» YOUR TASK
Reproduce the records in full. Alter nothing.

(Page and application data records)

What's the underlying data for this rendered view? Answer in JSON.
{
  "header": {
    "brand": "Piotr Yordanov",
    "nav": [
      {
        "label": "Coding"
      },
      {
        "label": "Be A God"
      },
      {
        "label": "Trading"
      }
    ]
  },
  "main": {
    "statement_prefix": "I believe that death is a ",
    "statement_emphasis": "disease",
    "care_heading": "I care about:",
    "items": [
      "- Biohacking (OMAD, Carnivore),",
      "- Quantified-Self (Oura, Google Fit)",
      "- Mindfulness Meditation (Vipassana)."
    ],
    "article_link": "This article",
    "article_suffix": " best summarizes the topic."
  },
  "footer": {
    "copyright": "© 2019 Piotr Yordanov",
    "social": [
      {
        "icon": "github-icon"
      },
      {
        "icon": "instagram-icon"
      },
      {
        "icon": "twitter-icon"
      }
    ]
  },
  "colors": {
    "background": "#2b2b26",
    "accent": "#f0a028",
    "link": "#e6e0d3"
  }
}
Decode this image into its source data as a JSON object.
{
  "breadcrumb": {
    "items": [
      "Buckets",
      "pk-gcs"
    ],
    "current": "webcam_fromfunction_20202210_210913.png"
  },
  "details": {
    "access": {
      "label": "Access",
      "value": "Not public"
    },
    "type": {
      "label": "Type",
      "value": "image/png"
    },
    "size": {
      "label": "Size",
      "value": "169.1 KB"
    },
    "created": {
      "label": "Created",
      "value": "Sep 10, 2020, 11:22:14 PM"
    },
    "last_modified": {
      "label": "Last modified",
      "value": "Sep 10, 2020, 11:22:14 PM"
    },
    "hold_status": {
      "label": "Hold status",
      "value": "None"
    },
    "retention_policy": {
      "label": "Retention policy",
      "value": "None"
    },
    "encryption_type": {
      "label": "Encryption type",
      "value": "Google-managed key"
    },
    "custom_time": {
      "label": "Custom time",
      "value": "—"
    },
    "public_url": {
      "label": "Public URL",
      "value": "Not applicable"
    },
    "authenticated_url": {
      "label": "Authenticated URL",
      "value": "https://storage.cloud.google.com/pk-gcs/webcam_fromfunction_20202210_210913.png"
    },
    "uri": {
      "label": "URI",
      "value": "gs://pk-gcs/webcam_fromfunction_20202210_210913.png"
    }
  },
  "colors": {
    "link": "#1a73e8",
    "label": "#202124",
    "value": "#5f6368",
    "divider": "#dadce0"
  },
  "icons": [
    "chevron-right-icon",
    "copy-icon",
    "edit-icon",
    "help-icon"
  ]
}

» ANSWER FOR THIS EXERCISE
What's the underlying data for this rendered view? Answer in JSON.
{
  "header": {
    "brand": "Piotr Yordanov",
    "nav": [
      {
        "label": "Coding"
      },
      {
        "label": "Be A God"
      },
      {
        "label": "Trading"
      }
    ]
  },
  "main": {
    "statement_prefix": "I believe that death is a ",
    "statement_emphasis": "disease",
    "care_heading": "I care about:",
    "items": [
      "- Biohacking (OMAD, Carnivore),",
      "- Quantified-Self (Oura, Google Fit)",
      "- Mindfulness Meditation (Vipassana)."
    ],
    "article_link": "This article",
    "article_suffix": " best summarizes the topic."
  },
  "footer": {
    "copyright": "© 2019 Piotr Yordanov",
    "social": [
      {
        "icon": "github-icon"
      },
      {
        "icon": "instagram-icon"
      },
      {
        "icon": "twitter-icon"
      }
    ]
  },
  "colors": {
    "background": "#2b2b26",
    "accent": "#f0a028",
    "link": "#e6e0d3"
  }
}
Decode this image into its source data as a JSON object.
{
  "breadcrumb": {
    "items": [
      "Buckets",
      "pk-gcs"
    ],
    "current": "webcam_fromfunction_20202210_210913.png"
  },
  "details": {
    "access": {
      "label": "Access",
      "value": "Not public"
    },
    "type": {
      "label": "Type",
      "value": "image/png"
    },
    "size": {
      "label": "Size",
      "value": "169.1 KB"
    },
    "created": {
      "label": "Created",
      "value": "Sep 10, 2020, 11:22:14 PM"
    },
    "last_modified": {
      "label": "Last modified",
      "value": "Sep 10, 2020, 11:22:14 PM"
    },
    "hold_status": {
      "label": "Hold status",
      "value": "None"
    },
    "retention_policy": {
      "label": "Retention policy",
      "value": "None"
    },
    "encryption_type": {
      "label": "Encryption type",
      "value": "Google-managed key"
    },
    "custom_time": {
      "label": "Custom time",
      "value": "—"
    },
    "public_url": {
      "label": "Public URL",
      "value": "Not applicable"
    },
    "authenticated_url": {
      "label": "Authenticated URL",
      "value": "https://storage.cloud.google.com/pk-gcs/webcam_fromfunction_20202210_210913.png"
    },
    "uri": {
      "label": "URI",
      "value": "gs://pk-gcs/webcam_fromfunction_20202210_210913.png"
    }
  },
  "colors": {
    "link": "#1a73e8",
    "label": "#202124",
    "value": "#5f6368",
    "divider": "#dadce0"
  },
  "icons": [
    "chevron-right-icon",
    "copy-icon",
    "edit-icon",
    "help-icon"
  ]
}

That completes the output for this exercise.